Folks in this room—American labor unions, American companies—are key to building an economy from the bottom up and the middle out, as I said. I look forward to continuing to partner with them and hearing their thoughts about things I should do and should not do, ways we can continue to strengthen the American economy, and about how we can work together going forward.
And now I'm going to turn it over to Brian Deese, Director of National Economic Council, and he's going to continue this meeting. And I'll intervene along the way.
But again, thank you all for being here. I really appreciate your help and advice. Brian, it's all yours.
NOTE: The President spoke at 1:39 p.m. from the South Court Auditorium of the Dwight D. Eisenhower Executive Office Building. In his remarks, he referred to President Xi Jinping of China; and patient advocate and Medicare recipient Bob Parant, who introduced the President at a White House event on efforts to reduce health care costs and strengthen Medicare on September 27. Joining the President in the South Court Auditorium were Secretary of the Treasury Janet L. Yellen; David Gitlin, chairman and chief executive officer, Carrier; and Anthony "Marc" Perrone, international president, United Food and Commercial Workers International Union. Participating in the meeting via videoconference were National Economic Council Director Brian C. Deese; Greg A. Adams, chair and chief executive officer, Kaiser Permanente; James Farley, president and chief executive officer, Ford Motor Co.; Ray Curry, president, United Automobile Workers (UAW); and Mary Kay Henry, international president, Service Employees International Union (SEIU).
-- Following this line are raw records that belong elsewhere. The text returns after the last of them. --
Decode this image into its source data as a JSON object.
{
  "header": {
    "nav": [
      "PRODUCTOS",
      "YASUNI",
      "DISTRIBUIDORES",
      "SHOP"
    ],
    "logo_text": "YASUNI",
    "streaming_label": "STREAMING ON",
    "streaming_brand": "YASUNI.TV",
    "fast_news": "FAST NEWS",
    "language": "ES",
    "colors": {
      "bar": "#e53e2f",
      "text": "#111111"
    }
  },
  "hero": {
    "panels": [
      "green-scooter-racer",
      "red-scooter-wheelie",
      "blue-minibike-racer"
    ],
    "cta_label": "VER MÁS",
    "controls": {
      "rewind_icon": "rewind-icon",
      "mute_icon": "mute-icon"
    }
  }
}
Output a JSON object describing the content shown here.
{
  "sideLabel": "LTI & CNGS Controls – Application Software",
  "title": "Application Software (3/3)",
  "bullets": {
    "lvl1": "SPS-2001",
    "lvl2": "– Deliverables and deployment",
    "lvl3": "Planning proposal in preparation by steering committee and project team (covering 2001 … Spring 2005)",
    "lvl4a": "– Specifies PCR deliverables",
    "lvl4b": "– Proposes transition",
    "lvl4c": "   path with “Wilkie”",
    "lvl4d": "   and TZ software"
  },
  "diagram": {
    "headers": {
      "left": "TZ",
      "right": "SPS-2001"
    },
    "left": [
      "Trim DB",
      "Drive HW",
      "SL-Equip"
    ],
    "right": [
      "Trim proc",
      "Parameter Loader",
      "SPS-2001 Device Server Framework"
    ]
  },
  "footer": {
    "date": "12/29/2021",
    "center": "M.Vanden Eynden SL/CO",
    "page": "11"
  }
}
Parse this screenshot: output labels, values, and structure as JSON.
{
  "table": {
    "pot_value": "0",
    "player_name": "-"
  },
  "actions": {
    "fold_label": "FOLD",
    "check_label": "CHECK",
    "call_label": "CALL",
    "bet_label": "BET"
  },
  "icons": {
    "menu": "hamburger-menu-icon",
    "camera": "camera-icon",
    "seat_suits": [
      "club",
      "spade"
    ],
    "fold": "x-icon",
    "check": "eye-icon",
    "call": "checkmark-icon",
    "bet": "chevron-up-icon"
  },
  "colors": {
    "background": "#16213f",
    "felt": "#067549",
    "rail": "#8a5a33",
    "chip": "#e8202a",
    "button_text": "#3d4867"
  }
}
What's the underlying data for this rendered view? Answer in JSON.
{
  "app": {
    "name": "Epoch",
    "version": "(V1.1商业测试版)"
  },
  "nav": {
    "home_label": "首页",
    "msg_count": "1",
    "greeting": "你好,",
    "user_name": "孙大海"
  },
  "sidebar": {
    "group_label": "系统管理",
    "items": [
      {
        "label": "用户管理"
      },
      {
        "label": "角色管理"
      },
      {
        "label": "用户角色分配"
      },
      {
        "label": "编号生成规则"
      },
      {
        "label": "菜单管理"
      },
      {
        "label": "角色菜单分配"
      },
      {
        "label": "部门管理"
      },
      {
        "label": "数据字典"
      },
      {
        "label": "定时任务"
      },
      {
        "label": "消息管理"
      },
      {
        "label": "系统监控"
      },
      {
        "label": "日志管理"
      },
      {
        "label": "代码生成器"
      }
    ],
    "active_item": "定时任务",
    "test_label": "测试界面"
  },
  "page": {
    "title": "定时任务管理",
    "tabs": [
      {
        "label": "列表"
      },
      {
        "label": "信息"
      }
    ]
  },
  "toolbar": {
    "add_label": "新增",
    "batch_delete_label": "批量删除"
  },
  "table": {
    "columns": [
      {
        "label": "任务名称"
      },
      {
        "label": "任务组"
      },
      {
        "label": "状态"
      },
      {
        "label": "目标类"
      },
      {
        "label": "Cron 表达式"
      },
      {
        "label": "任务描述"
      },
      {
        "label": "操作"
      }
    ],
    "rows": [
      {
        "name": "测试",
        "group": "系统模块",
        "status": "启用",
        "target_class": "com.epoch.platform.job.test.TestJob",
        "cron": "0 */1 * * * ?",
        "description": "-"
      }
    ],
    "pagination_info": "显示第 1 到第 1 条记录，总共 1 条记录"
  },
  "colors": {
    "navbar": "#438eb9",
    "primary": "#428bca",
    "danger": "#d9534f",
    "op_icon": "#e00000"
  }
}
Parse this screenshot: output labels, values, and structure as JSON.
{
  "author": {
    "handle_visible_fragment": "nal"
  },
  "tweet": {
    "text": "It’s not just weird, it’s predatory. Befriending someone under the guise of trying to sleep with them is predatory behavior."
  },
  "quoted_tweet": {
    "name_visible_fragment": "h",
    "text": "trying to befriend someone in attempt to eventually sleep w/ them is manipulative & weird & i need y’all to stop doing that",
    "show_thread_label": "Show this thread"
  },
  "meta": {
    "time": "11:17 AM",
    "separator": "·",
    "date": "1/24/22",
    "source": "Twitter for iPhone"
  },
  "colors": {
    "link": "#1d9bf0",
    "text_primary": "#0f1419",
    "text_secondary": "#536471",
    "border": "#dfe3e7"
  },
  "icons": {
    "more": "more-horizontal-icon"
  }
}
Joseph R. Biden, Remarks Prior to a Meeting With Business and Labor Leaders Online by Gerhard Peters and John T. Woolley, The American Presidency Project https://www.presidency.ucsb.edu/node/358842